Ofqual is surveying examiners on their background amid fears from teachers that some lack the experience to mark scripts to a suitable standard.
Examiners will be assessed on how long they have been marking papers, whether they have degrees in their subjects, and how confident they feel at the task.
The report will be published this year, and is the first time the watchdog has updated its information on examiners’ backgrounds in five years.
Meanwhile some teachers have used online forums to complain that PGCE students are being allowed to mark GCSE papers.
Kay Sawbridge, a computer science and IT teacher, said many teachers “can’t believe” that such inexperienced teachers are being accepted as examiners.
Teachers should have taught the course so they have the necessary knowledge and experience to moderate it properly
They feel teachers “should have taught the course so they have the necessary knowledge and experience to moderate it properly”.
Two major exam boards, OCR and AQA, have defended using PGCE students as examiners. Edexcel and WJEC do not use them.
OCR claimed that demands on teachers’ time and the increase in the number of exams means there is “a need to encourage a younger generation of teachers to get involved in examining”.
Applications from PGCE students and newly qualified teachers with 100 hours of teaching experience, and who have completed the teaching element of the course, have been accepted by OCR for the last three years.
The subject knowledge of newly qualified teachers is “invaluable”, said the spokesperson.
AQA also accepted PGCE students after running a “really successful” pilot in 2016, and has recruited another 260 this year to mark papers in a few subjects that the board would not specify.
That number is a “modest increase” on the previous year and a tiny proportion of their 40,000 examiners.
Helen Webb, AQA’s resourcing and talent manager, said “our research shows PGCE examiners do just as good a job at marking exams as other new examiners in the subjects where we’re using them”.

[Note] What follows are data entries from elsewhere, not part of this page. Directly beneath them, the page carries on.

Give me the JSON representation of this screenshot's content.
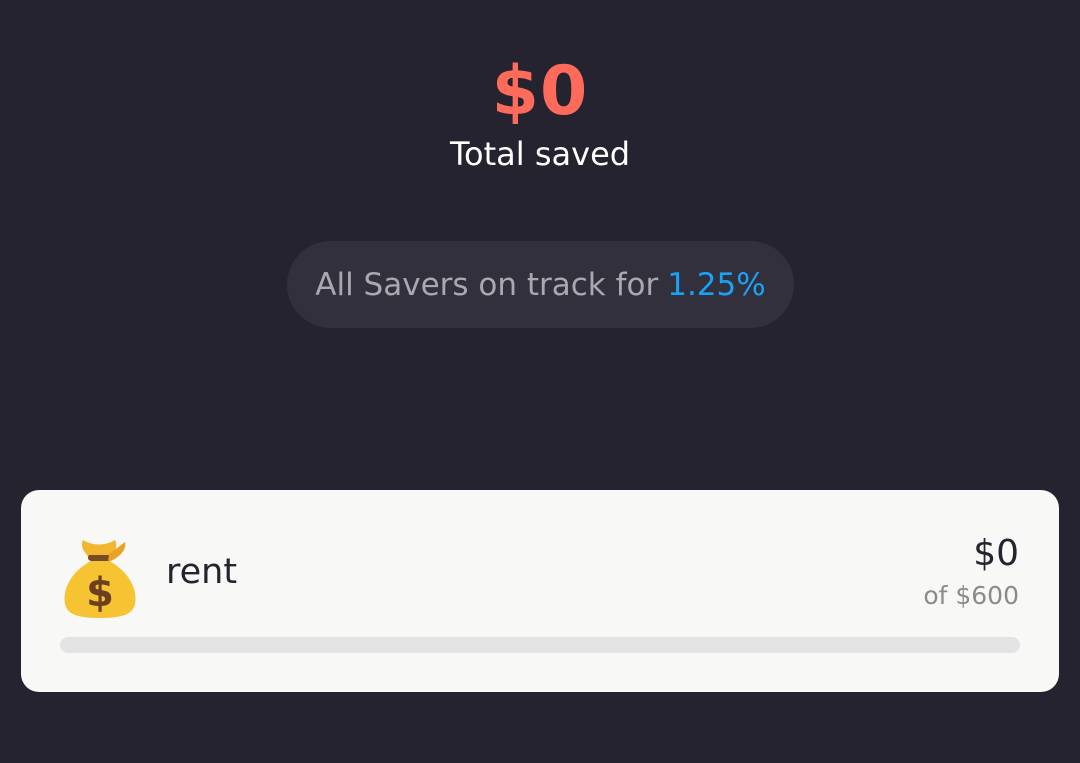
{
  "summary": {
    "total_amount": "$0",
    "total_label": "Total saved"
  },
  "rate_banner": {
    "text": "All Savers on track for",
    "rate": "1.25%"
  },
  "savers": [
    {
      "icon": "money-bag-icon",
      "name": "rent",
      "amount": "$0",
      "goal_text": "of $600",
      "progress": 0
    }
  ],
  "colors": {
    "background": "#24232f",
    "accent_total": "#ff6b5b",
    "accent_rate": "#1aa2f5",
    "card": "#f8f8f6"
  }
}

WJEC does not permit PGCE students to be examiners and requires a minimum of three terms of teaching experience to apply.

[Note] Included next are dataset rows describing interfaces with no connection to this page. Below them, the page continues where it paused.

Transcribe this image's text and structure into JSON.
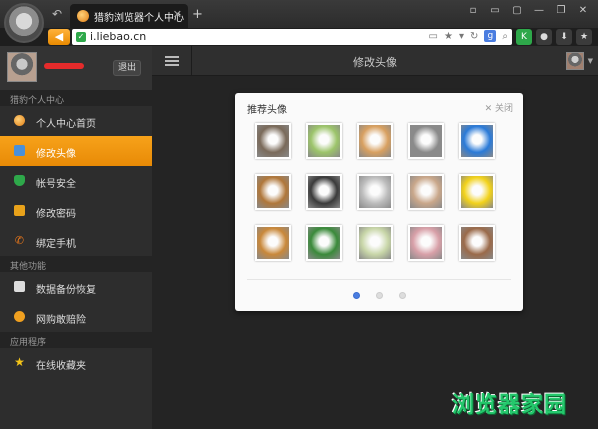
{
  "browser": {
    "tab_title": "猎豹浏览器个人中心",
    "tab_close": "✕",
    "new_tab": "+",
    "url": "i.liebao.cn",
    "window_buttons": [
      "▫",
      "▭",
      "▢",
      "—",
      "❐",
      "✕"
    ]
  },
  "sidebar": {
    "logout_label": "退出",
    "sections": [
      {
        "title": "猎豹个人中心",
        "items": [
          {
            "label": "个人中心首页",
            "icon": "home-icon",
            "active": false
          },
          {
            "label": "修改头像",
            "icon": "user-icon",
            "active": true
          },
          {
            "label": "帐号安全",
            "icon": "shield-icon",
            "active": false
          },
          {
            "label": "修改密码",
            "icon": "lock-icon",
            "active": false
          },
          {
            "label": "绑定手机",
            "icon": "phone-icon",
            "active": false
          }
        ]
      },
      {
        "title": "其他功能",
        "items": [
          {
            "label": "数据备份恢复",
            "icon": "backup-icon",
            "active": false
          },
          {
            "label": "网购敢赔险",
            "icon": "coin-icon",
            "active": false
          }
        ]
      },
      {
        "title": "应用程序",
        "items": [
          {
            "label": "在线收藏夹",
            "icon": "star-icon",
            "active": false
          }
        ]
      }
    ]
  },
  "main": {
    "page_title": "修改头像"
  },
  "dialog": {
    "title": "推荐头像",
    "close_label": "✕ 关闭",
    "avatars": [
      {
        "name": "monkey",
        "color": "#7a6a5a"
      },
      {
        "name": "frog",
        "color": "#9cc46a"
      },
      {
        "name": "girl-hat",
        "color": "#d8a060"
      },
      {
        "name": "bw-figure",
        "color": "#8a8a8a"
      },
      {
        "name": "doraemon",
        "color": "#2a7ad8"
      },
      {
        "name": "camel",
        "color": "#b0773a"
      },
      {
        "name": "man-portrait",
        "color": "#3a3a3a"
      },
      {
        "name": "bw-woman",
        "color": "#bcbcbc"
      },
      {
        "name": "girl-bun",
        "color": "#c9a78a"
      },
      {
        "name": "spongebob",
        "color": "#f2d21a"
      },
      {
        "name": "tiger",
        "color": "#c9883a"
      },
      {
        "name": "green-monster",
        "color": "#3a8a3a"
      },
      {
        "name": "bottle",
        "color": "#c8d6a8"
      },
      {
        "name": "flower",
        "color": "#d8a0a8"
      },
      {
        "name": "brunette-girl",
        "color": "#9a6a4a"
      }
    ],
    "page_count": 3,
    "active_page": 1
  },
  "watermark": "浏览器家园",
  "colors": {
    "accent": "#f39a12",
    "page_dot_active": "#4a7de0",
    "watermark": "#24c86c"
  }
}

Malcolm Trobe, the deputy general secretary of the Association of School and College Leaders, said “in an ideal world” all examiners would have significant teaching experience.
The fact they do not “clearly reflects the huge pressure to recruit sufficient numbers of examiners”.